American College Of Surgeons - Inspiring Quality: Highest Standards, Better Outcomes

New Crucial Literature: The Science You Need to Know

Study Suggests Peer Support Is Effective for Surgeons Experiencing Distress from Adverse Events

El Hechi MW, Bohnen JD, Westfal M, et al. Design and impact of a novel surgery-specific second victim peer support program. J Am Coll Surg. 2020;230(6):926-933.

El Hechi and colleagues provide valuable data and perspective on the development of a peer support program to assist surgeons suffering from emotional and psychologic distress because of an adverse patient care event. They noted that serious complications occur in 16 percent of inpatient surgical procedures and that death or permanent disability occurs in nearly 1 percent of these cases. Surgeons often feel responsible for the adverse event, but many surgeons hesitate to seek help for the anxiety, loneliness, and depression that may result. The authors describe the development and implementation of a one-to-one peer support program. Although 19 percent of surgeons who were offered support chose to opt out of the support program, approximately 80 percent of those surgeons who chose to participate felt that the program was safe, timely, and led to psychological improvement. The authors noted that the study was limited because of its implementation in a single health care institution, and only 67 percent of the program participants provided evaluations.

Ongoing Clinical Trials Focus on COVID-19 Pandemic

Bauchner H, Fontanarosa PB. Randomized clinical trials and COVID-19: Managing expectations. JAMA. 2020.

Starr P. Using controlled trials to resolve key unknowns about policy during the COVID-19 pandemic. JAMA. 2020.

The COVID-19 pandemic has begun to produce a large amount of published data on the clinical presentations of the disease, its epidemiology, and potential means of treatment or prevention. Bauchner and Fontanarosa note that more than 1,000 COVID-19-related studies are registered on ClinicalTrials.gov, 600 of which are studies of treatments. An understanding of important characteristics of randomized clinical trials will help surgeons make the best use of the data and provide optimal care and helpful patient counseling. The authors emphasize that many ongoing studies lack a true control group, and many were started before information emerged to improve our understanding of the disease process. They further emphasize that few of the current trials have mortality as a major outcome variable because they are insufficiently powered to provide dependable data on this variable. Most of the trials address treatment and not prevention. Because the trials are being conducted in various countries around the world, there is a significant risk that adequate sharing of data will not occur. The authors emphasized that accurate reporting of results and presentation of independent interpretations of the published studies will be critical to a complete understanding of the implications for successful prevention, treatment, and future funding of research.
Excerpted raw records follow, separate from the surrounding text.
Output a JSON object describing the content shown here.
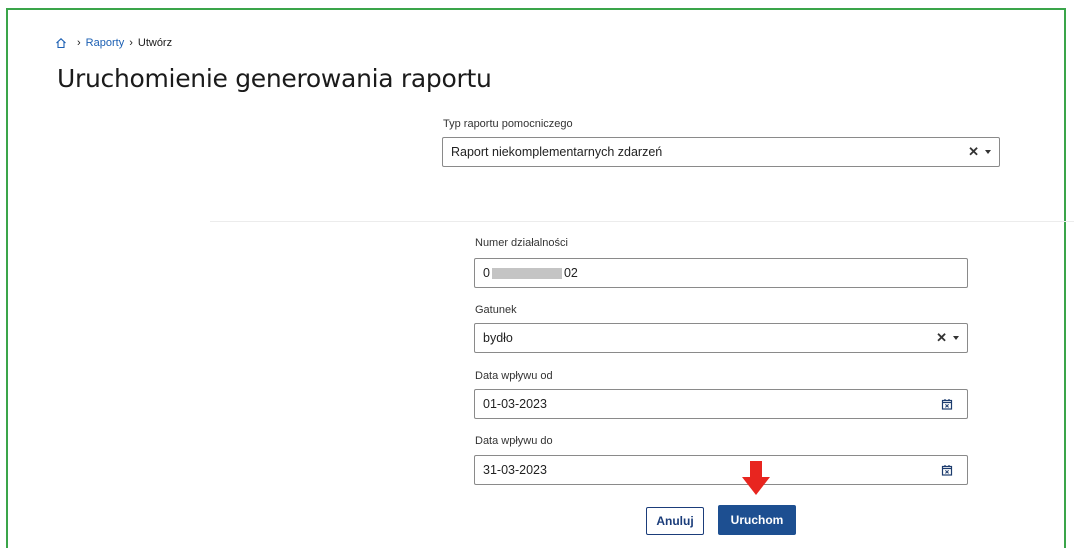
{
  "breadcrumb": {
    "home_icon": "home-icon",
    "items": [
      "Raporty",
      "Utwórz"
    ],
    "separator": "›"
  },
  "page_title": "Uruchomienie generowania raportu",
  "report_type": {
    "label": "Typ raportu pomocniczego",
    "value": "Raport niekomplementarnych zdarzeń"
  },
  "activity_number": {
    "label": "Numer działalności",
    "value_prefix": "0",
    "value_suffix": "02"
  },
  "species": {
    "label": "Gatunek",
    "value": "bydło"
  },
  "date_from": {
    "label": "Data wpływu od",
    "value": "01-03-2023"
  },
  "date_to": {
    "label": "Data wpływu do",
    "value": "31-03-2023"
  },
  "actions": {
    "cancel_label": "Anuluj",
    "run_label": "Uruchom"
  },
  "colors": {
    "frame_border": "#3aa54a",
    "link": "#1b5fb3",
    "primary_button": "#1d4f91",
    "annotation_arrow": "#e8251f"
  },
  "clear_glyph": "✕"
}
Starr’s opinion piece discusses the conduct of controlled trials of social interventions, such as alternative housing for quarantining at-risk individuals and determining the effects of reopening schools. The fact that many potentially infected patients cannot take advantage of alternative housing suggests an opportunity for comparative studies of alternately housed versus non-housed patients that could provide important data. Given that many political leaders would like to reopen schools, an opportunity to conduct potentially valuable research is a possibility. Starr cites an example that Norwegian investigators have proposed, wherein students return to school in three two-week cycles, with increasing proportions of returning students in each cycle. This model would allow a sequence of disease transmission studies that might improve our understanding of transmission and potentially prevent exposure of a significant proportion of students to infection.

Additional Readings

The Lancet, Mortality and pulmonary complications in patients undergoing surgery with perioperative SARS-CoV-2 infection: An international cohort study

JAMA, Effect of convalescent plasma therapy on time to clinical improvement in patients with severe and life-threatening COVID-19: A randomized clinical trial